The problems have been worst in Central Kalimantan, which has been hit even harder than in 1997. Palangkaraya has suffered from thick smog continuously since mid-August. By October there were 400 to 500 hot spots (clusters of fires) around the provincial capital.

Down to Earth No 51 November 2001

Communities who depend upon coastal resources for their livelihoods are being pushed aside - sometimes by violent means - as entrepreneurs rush to maximise profits from the seas.

Down to Earth No. 49, May 2001

The government's plan to expand oil palm plantations could founder because it fails to address the underlying question of community rights to farmland and forests.

Oil palm remains a central plank of Indonesia's economic recovery strategy despite growing social unrest arising from disputes over plantation land.

Down to Earth No 49 May 2001

Indonesia has permitted the planting of genetically modified crops without public consultation and without adequate legal protection for farmers, consumers and the environment.

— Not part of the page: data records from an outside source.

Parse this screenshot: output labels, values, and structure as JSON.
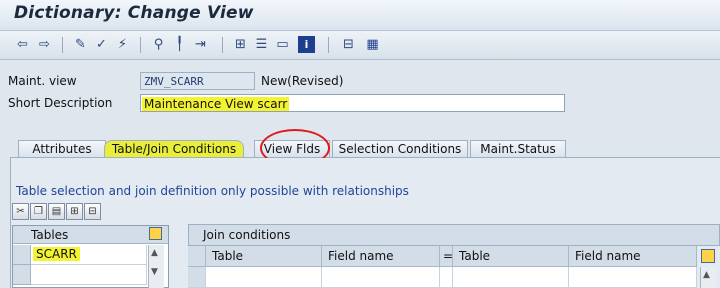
{
  "window": {
    "title": "Dictionary: Change View"
  },
  "toolbar": {
    "icons": [
      "back-icon",
      "forward-icon",
      "display-change-icon",
      "check-icon",
      "activate-icon",
      "where-used-icon",
      "object-list-icon",
      "navigate-icon",
      "hierarchy-icon",
      "print-icon",
      "display-icon",
      "info-icon",
      "technical-settings-icon",
      "grid-icon"
    ]
  },
  "form": {
    "maint_view_label": "Maint. view",
    "maint_view_value": "ZMV_SCARR",
    "status": "New(Revised)",
    "short_desc_label": "Short Description",
    "short_desc_value": "Maintenance View scarr"
  },
  "tabs": [
    {
      "label": "Attributes"
    },
    {
      "label": "Table/Join Conditions"
    },
    {
      "label": "View Flds"
    },
    {
      "label": "Selection Conditions"
    },
    {
      "label": "Maint.Status"
    }
  ],
  "panel": {
    "info": "Table selection and join definition only possible with relationships"
  },
  "tables_grid": {
    "header": "Tables",
    "rows": [
      "SCARR",
      "",
      ""
    ]
  },
  "join_grid": {
    "title": "Join conditions",
    "columns": [
      "Table",
      "Field name",
      "=",
      "Table",
      "Field name"
    ]
  },
  "colors": {
    "highlight": "#f3f332",
    "annotation": "#e0191a",
    "active_tab_highlight": "#f3f332"
  }
}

On March 15th, forty tons of genetically modified (GM) cotton seeds arrived from South Africa at Hasanuddin airport in Makassar, South Sulawesi. The seeds were trucked away under armed guard, to be sold to farmers in seven districts in the province. They were imported by PT Monagro Kimia the Indonesian subsidiary of US-based agro-chemical giant, Monsanto.

Down to Earth No. 49, May 2001

Special autonomy delayed...

The May 1st deadline for passing laws on ‘special autonomy’ for Aceh and West Papua is being postponed. Home affairs minister Surjadi Sudirdja, who announced the decision in late April, did not set a new deadline for passing the laws. According to the Indonesian Observer, the two separate bills propose that Aceh and West Papua be given 80% of revenues from natural resources.